Histochemistry and Cell Biology

, Volume 142, Issue 1, pp 43–59

Application perspectives of localization microscopy in virology

  • C. Cremer
  • R. Kaufmann
  • M. Gunkel
  • F. Polanski
  • P. Müller
  • R. Dierkes
  • S. Degenhard
  • C. Wege
  • M. Hausmann
  • U. Birk
Original Paper

DOI: 10.1007/s00418-014-1203-4

Cite this article as:
Cremer, C., Kaufmann, R., Gunkel, M. et al. Histochem Cell Biol (2014) 142: 43. doi:10.1007/s00418-014-1203-4

Abstract

Localization microscopy approaches allowing an optical resolution down to the single-molecule level in fluorescence-labeled biostructures have already found a variety of applications in cell biology, as well as in virology. Here, we focus on some perspectives of a special localization microscopy embodiment, spectral precision distance/position determination microscopy (SPDM). SPDM permits the use of conventional fluorophores or fluorescent proteins together with standard sample preparation conditions employing an aqueous buffered milieu and typically monochromatic excitation. This allowed superresolution imaging and studies on the aggregation state of modified tobacco mosaic virus particles on the nanoscale with a single-molecule localization accuracy of better than 8 nm, using standard fluorescent dyes in the visible spectrum. To gain a better understanding of cell entry mechanisms during influenza A virus infection, SPDM was used in conjunction with algorithms for distance and cluster analyses to study changes in the distribution of virus particles themselves or in the distribution of infection-related proteins, the hepatocyte growth factor receptors, in the cell membrane on the single-molecule level. Not requiring TIRF (total internal reflection) illumination, SPDM was also applied to study the molecular arrangement of gp36.5/m164 glycoprotein (essentially associated with murine cytomegalovirus infection) in the endoplasmic reticulum and the nuclear membrane inside cells with single-molecule resolution. On the basis of the experimental evidence so far obtained, we finally discuss additional application perspectives of localization microscopy approaches for the fast detection and identification of viruses by multi-color SPDM and combinatorial oligonucleotide fluorescence in situ hybridization, as well as SPDM techniques for optimization of virus-based nanotools and biodetection devices.
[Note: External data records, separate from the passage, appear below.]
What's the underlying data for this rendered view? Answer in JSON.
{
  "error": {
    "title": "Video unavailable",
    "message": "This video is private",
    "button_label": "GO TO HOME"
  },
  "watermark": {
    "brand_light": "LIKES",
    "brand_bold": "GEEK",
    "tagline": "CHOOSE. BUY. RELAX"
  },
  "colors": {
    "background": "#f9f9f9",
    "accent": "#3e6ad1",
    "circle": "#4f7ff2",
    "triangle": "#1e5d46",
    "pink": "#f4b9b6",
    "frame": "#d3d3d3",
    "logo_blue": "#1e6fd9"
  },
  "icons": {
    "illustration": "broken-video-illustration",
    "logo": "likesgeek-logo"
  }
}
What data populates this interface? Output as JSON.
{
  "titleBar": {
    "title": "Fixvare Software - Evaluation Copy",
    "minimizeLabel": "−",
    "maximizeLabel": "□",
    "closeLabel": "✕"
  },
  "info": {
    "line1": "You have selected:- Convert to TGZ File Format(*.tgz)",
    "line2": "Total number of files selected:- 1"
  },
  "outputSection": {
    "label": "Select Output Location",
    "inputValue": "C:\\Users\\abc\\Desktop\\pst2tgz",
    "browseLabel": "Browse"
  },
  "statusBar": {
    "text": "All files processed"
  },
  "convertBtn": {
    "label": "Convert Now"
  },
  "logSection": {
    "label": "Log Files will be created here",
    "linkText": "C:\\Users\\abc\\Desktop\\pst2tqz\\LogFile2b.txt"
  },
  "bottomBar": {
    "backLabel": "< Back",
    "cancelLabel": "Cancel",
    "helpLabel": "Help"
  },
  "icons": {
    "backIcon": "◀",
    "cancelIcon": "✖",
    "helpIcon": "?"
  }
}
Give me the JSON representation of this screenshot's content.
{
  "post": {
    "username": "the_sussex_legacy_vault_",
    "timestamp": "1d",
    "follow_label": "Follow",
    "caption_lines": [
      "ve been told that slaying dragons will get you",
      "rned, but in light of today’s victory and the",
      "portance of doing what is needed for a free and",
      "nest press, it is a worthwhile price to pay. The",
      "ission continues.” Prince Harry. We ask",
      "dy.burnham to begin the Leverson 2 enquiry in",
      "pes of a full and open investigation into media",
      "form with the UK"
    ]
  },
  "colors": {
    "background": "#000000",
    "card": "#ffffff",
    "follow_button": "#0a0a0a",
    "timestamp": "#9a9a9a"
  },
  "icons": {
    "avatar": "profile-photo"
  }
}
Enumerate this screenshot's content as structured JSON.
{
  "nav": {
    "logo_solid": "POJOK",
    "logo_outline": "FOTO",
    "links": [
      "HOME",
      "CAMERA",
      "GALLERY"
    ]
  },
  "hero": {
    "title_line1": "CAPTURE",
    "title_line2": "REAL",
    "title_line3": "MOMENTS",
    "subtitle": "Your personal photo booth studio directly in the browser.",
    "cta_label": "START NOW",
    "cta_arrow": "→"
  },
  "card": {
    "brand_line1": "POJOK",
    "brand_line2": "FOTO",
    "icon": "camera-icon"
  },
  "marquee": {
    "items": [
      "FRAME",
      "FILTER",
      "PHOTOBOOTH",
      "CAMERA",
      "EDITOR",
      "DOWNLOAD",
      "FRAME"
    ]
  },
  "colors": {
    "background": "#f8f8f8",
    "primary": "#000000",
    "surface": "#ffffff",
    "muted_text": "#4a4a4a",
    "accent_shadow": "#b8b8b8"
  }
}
Keywords

Nanoscopy of virusesSuperresolutionSingle-molecule localization microscopySPDMVirus-based biosensing

Copyright information

© Springer-Verlag Berlin Heidelberg 2014

Authors and Affiliations

  • C. Cremer
    • 1
    • 2
    • 3
    • 9
  • R. Kaufmann
    • 4
    • 5
  • M. Gunkel
    • 3
    • 6
  • F. Polanski
    • 2
  • P. Müller
    • 3
  • R. Dierkes
    • 7
  • S. Degenhard
    • 8
  • C. Wege
    • 8
  • M. Hausmann
    • 3
  • U. Birk
    • 1
    • 3
    • 9
  1. 1.Institute of Molecular Biology (IMB)MainzGermany
  2. 2.Institute of Pharmacy and Molecular Biotechnology (IPMB)University HeidelbergHeidelbergGermany
  3. 3.Kirchhoff Institute for Physics (KIP)University HeidelbergHeidelbergGermany
  4. 4.Division of Structural BiologyWellcome Trust Centre for Human GeneticsOxfordUK
  5. 5.Department of BiochemistryUniversity of OxfordOxfordUK
  6. 6.BioQuant CenterUniversity HeidelbergHeidelbergGermany
  7. 7.Institute of Molecular VirologyWestfälische Wilhelms-Universität MünsterMünsterGermany
  8. 8.Institute of BiologyUniversity of StuttgartStuttgartGermany
  9. 9.Department of PhysicsUniversity of MainzMainzGermany